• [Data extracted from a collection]

################

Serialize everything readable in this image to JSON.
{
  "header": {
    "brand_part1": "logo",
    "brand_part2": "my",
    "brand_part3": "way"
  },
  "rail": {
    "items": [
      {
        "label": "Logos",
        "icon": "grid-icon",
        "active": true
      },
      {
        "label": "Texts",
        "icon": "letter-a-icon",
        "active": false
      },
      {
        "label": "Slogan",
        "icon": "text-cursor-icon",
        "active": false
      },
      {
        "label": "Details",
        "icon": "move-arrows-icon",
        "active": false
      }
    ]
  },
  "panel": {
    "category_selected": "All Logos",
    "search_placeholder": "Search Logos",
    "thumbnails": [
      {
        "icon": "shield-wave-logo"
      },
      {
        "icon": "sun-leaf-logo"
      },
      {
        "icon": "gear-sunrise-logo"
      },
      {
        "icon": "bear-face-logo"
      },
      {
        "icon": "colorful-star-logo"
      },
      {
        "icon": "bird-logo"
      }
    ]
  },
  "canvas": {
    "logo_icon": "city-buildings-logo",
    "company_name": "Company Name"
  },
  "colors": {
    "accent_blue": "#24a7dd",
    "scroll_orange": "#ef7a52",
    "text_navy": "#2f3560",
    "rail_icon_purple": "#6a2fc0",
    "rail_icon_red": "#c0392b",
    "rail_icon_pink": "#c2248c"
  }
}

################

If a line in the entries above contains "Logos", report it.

        "label": "Logos",
    "category_selected": "All Logos",
    "search_placeholder": "Search Logos",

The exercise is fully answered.